How many people bike on any given street can be used to measure the level of safety. That so few people bike on DeKalb Avenue today is not an indicator of low demand; instead, it shows just how dangerous that street is. 

The demand for a bikeable and walkable DeKalb Avenue was demonstrated by participation at the public meeting. That’s because its location makes it just as convenient for people outside of cars, walking or biking, as it is for people inside of them. 


We want a DeKalb Avenue that works for people - whether inside or outside of cars. The Complete Streets approach is simply a recognition that we’ve been building incomplete streets designed for one kind of user - people driving - until only recently. But safety improvements are mutually beneficial for all users.

And we want left-hand turn lanes as much as anyone. If you drive DeKalb today you risk getting stuck behind a lone car waiting to turn left, backing up traffic behind them. Turn lanes would reduce those backups, and make car movements more predictable and safer.

Complete Streets aren’t about people on bikes - they are about people, period. Studies conducted by the US Department of Transportation and National Highway Traffic Safety Administration show that reducing vehicular speed dramatically reduces pedestrian deaths. Complete Streets draws on designs and engineering that lead to long-lasting speed reduction and valuable lives - and dollars - saved. 

The latest studies out of New York City also support the case for a better organized Complete Street that not only make our streets safer, but also provides measurable efficiency. A recent analysis shows that following the addition of Complete Streets treatments like protected bike lanes, travel times improved while vehicle volumes were maintained. In some instances, like on 8th Avenue in New York City, travel times improved by an average of 14%. 

Not everyone can drive or wants to drive. People who depend on transit should be able to cross the street to the train station safely. People in wheelchairs and other mobility devices need safe spaces so they can move freely too. 

It’s not always about bikes versus cars.
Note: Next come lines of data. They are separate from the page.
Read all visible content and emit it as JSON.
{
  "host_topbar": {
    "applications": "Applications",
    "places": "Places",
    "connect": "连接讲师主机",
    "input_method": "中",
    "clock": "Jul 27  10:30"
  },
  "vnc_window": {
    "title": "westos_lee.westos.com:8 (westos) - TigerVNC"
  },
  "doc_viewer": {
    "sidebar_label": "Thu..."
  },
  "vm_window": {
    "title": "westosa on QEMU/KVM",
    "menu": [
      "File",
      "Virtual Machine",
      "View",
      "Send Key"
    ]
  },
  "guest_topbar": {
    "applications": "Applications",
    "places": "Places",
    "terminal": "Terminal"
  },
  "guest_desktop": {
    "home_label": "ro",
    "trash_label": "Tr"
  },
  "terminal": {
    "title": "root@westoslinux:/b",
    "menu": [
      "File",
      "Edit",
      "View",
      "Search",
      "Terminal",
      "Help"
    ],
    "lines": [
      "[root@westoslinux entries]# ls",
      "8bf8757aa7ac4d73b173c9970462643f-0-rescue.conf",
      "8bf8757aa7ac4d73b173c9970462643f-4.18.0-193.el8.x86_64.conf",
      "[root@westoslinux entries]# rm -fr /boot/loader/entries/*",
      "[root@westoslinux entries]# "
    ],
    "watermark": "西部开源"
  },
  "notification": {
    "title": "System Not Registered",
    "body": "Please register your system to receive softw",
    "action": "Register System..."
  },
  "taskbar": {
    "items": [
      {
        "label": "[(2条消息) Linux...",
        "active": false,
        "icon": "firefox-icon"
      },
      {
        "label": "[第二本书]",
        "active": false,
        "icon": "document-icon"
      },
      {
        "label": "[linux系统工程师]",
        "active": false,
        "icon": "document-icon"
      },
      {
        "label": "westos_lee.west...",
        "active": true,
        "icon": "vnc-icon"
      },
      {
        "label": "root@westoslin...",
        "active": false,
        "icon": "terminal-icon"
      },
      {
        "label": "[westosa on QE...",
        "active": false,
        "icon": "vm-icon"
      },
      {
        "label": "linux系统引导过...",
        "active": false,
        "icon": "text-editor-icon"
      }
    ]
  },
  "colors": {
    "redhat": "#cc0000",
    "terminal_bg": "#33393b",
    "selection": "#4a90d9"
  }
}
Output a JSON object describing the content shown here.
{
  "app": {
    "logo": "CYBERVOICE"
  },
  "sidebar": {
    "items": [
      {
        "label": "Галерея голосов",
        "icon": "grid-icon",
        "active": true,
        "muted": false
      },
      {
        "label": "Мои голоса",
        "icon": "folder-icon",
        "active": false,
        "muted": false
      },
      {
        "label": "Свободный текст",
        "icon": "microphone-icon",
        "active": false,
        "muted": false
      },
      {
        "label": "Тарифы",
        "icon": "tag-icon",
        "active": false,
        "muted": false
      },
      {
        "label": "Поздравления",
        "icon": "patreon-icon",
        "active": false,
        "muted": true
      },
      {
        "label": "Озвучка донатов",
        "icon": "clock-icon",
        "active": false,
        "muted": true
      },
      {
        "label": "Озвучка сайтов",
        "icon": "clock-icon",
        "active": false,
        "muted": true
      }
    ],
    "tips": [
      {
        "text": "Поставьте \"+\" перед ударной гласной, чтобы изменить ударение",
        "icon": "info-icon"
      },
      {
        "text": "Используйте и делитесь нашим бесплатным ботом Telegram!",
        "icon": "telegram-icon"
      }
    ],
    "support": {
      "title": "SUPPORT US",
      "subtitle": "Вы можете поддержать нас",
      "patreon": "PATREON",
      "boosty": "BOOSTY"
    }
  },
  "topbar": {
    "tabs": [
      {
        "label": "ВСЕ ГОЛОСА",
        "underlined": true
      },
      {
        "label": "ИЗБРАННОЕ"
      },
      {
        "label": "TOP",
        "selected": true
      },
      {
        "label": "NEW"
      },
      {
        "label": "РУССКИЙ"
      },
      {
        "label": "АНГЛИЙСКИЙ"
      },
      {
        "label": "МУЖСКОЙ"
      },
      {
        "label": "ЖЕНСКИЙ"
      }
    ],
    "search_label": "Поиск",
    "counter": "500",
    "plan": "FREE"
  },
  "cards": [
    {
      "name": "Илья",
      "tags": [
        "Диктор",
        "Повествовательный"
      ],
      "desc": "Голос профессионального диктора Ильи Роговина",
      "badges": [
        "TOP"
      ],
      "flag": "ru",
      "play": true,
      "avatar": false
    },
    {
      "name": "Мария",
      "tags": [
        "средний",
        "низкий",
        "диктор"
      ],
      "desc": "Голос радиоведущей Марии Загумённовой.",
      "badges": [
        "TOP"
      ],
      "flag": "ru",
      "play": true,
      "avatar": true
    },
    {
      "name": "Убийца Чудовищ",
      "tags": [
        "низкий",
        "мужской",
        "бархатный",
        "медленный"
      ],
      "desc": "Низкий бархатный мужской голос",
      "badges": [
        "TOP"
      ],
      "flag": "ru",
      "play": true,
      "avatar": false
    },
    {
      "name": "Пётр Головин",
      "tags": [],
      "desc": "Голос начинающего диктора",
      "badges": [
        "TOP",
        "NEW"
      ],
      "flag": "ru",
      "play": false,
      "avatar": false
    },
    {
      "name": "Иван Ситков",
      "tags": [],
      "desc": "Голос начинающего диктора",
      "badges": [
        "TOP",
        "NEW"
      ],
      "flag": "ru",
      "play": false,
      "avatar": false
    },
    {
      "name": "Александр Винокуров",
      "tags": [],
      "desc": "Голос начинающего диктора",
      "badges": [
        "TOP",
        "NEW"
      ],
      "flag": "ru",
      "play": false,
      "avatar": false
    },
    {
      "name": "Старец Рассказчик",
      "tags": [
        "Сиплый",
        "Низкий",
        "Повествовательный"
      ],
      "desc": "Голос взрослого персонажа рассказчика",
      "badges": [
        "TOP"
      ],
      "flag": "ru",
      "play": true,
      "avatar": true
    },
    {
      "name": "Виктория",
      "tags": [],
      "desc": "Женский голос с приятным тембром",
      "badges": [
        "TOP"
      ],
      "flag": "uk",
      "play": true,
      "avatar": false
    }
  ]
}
In fact, we don’t think it ever is. 

If you share this simple vision, make sure to speak up for it!

Contact Mayor Reed, your Council Member, and Renew Atlanta in support of a different vision for DeKalb Ave as a safe, and yes, Complete Street.

Email your comments to [email protected] and copy your city council member!

Please visit our Campaign page for more info.